##### SOURCE RECORDS
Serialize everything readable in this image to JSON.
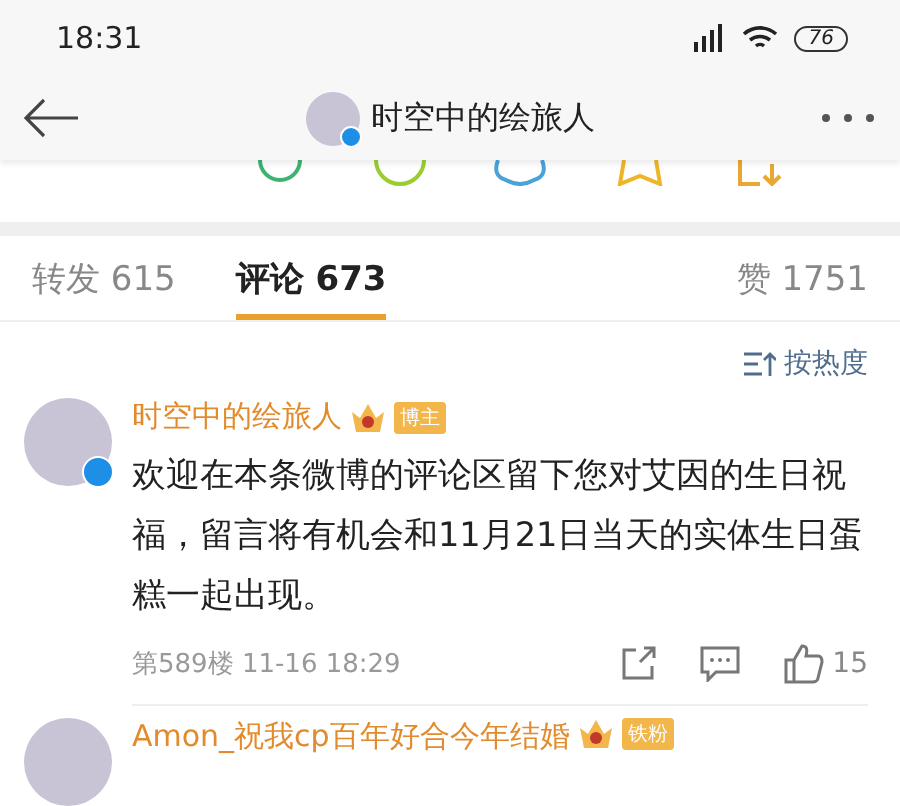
{
  "status_bar": {
    "time": "18:31",
    "battery": "76"
  },
  "nav": {
    "title": "时空中的绘旅人"
  },
  "tabs": [
    {
      "label": "转发 615",
      "selected": false
    },
    {
      "label": "评论 673",
      "selected": true
    }
  ],
  "likes_tab": {
    "label": "赞 1751",
    "selected": false
  },
  "sort": {
    "label": "按热度"
  },
  "comments": [
    {
      "name": "时空中的绘旅人",
      "badge": "博主",
      "verified": true,
      "text": "欢迎在本条微博的评论区留下您对艾因的生日祝福，留言将有机会和11月21日当天的实体生日蛋糕一起出现。",
      "meta": "第589楼 11-16 18:29",
      "likes": "15"
    },
    {
      "name": "Amon_祝我cp百年好合今年结婚",
      "badge": "铁粉",
      "verified": false
    }
  ]
}
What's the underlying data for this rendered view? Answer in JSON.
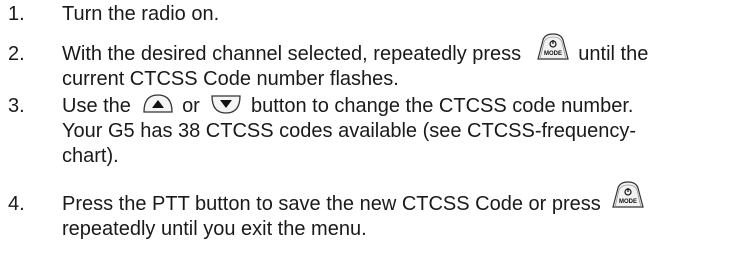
{
  "steps": [
    {
      "number": "1.",
      "text": "Turn the radio on."
    },
    {
      "number": "2.",
      "line1_pre": "With the desired channel selected, repeatedly press",
      "line1_post": "until the",
      "line2": "current CTCSS Code number flashes."
    },
    {
      "number": "3.",
      "line1_a": "Use the",
      "line1_b": "or",
      "line1_c": "button to change the CTCSS code number.",
      "line2": "Your G5 has 38 CTCSS codes available (see CTCSS-frequency-",
      "line3": "chart)."
    },
    {
      "number": "4.",
      "line1_pre": "Press the PTT button to save the new CTCSS Code or press",
      "line2": "repeatedly until you exit the menu."
    }
  ],
  "icons": {
    "mode_key_label": "MODE",
    "up_key": "up-arrow-key-icon",
    "down_key": "down-arrow-key-icon"
  }
}
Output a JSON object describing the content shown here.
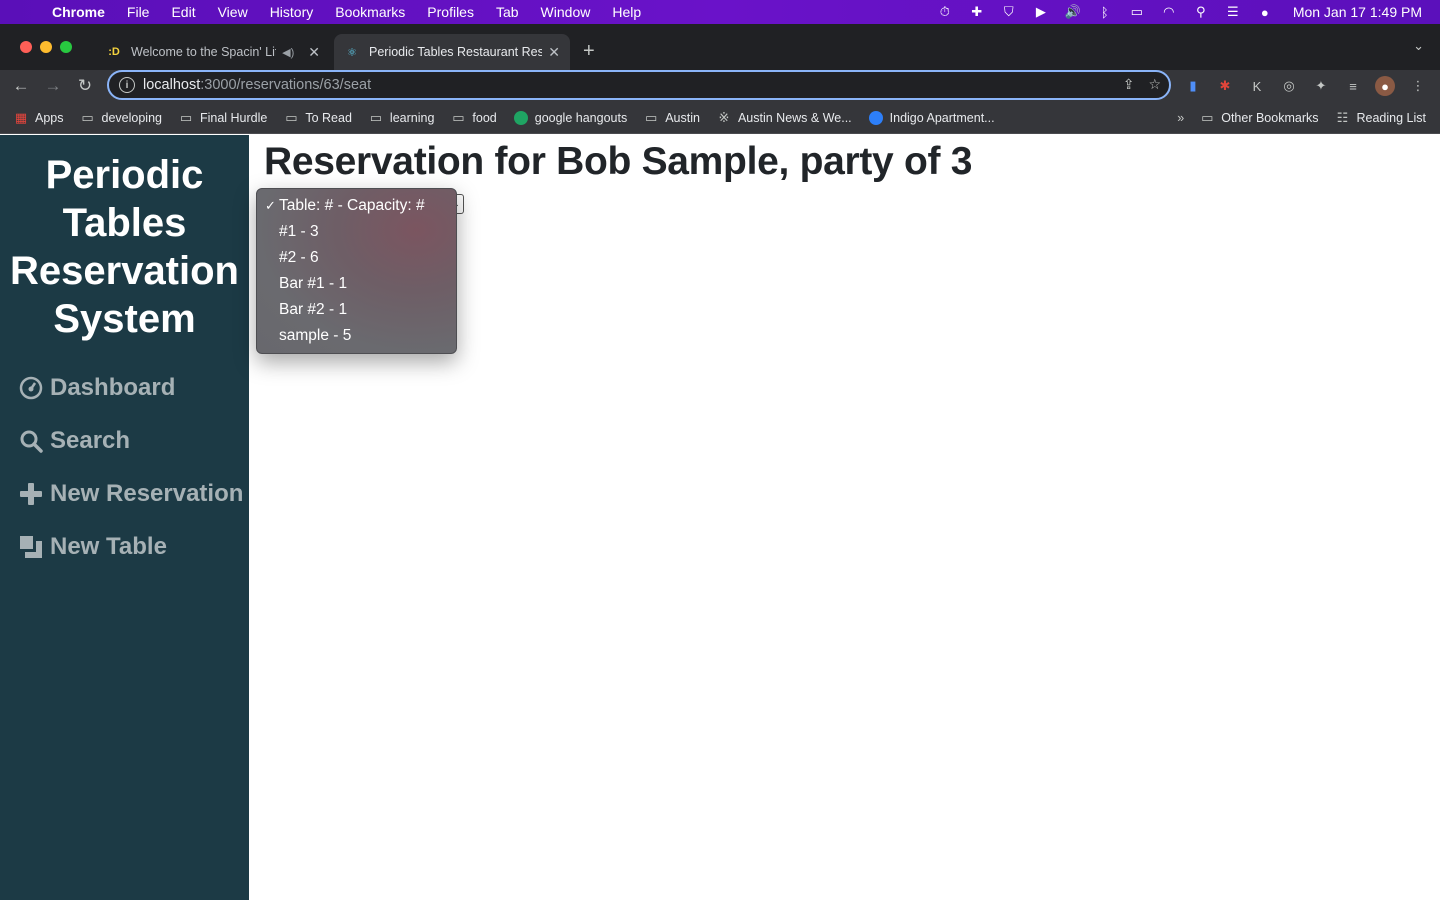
{
  "menubar": {
    "app_name": "Chrome",
    "menus": [
      "File",
      "Edit",
      "View",
      "History",
      "Bookmarks",
      "Profiles",
      "Tab",
      "Window",
      "Help"
    ],
    "clock": "Mon Jan 17  1:49 PM"
  },
  "tabs": {
    "inactive": {
      "title": "Welcome to the Spacin' Lif",
      "favicon": ":D"
    },
    "active": {
      "title": "Periodic Tables Restaurant Res"
    }
  },
  "toolbar": {
    "url_host": "localhost",
    "url_path": ":3000/reservations/63/seat"
  },
  "bookmarks": {
    "items": [
      "Apps",
      "developing",
      "Final Hurdle",
      "To Read",
      "learning",
      "food",
      "google hangouts",
      "Austin",
      "Austin News & We...",
      "Indigo Apartment..."
    ],
    "other": "Other Bookmarks",
    "reading_list": "Reading List"
  },
  "sidebar": {
    "brand_lines": [
      "Periodic",
      "Tables",
      "Reservation",
      "System"
    ],
    "nav": [
      "Dashboard",
      "Search",
      "New Reservation",
      "New Table"
    ]
  },
  "main": {
    "heading": "Reservation for Bob Sample, party of 3"
  },
  "dropdown": {
    "options": [
      "Table: # - Capacity: #",
      "#1 - 3",
      "#2 - 6",
      "Bar #1 - 1",
      "Bar #2 - 1",
      "sample - 5"
    ]
  },
  "colors": {
    "sidebar_bg": "#1c3a45",
    "nav_link": "#a6b1b5",
    "menubar": "#6a12c9",
    "omnibox_focus": "#8ab4f8"
  }
}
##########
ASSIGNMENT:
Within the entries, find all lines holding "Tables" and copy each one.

REPLY:
      "title": "Periodic Tables Restaurant Res"
      "Tables",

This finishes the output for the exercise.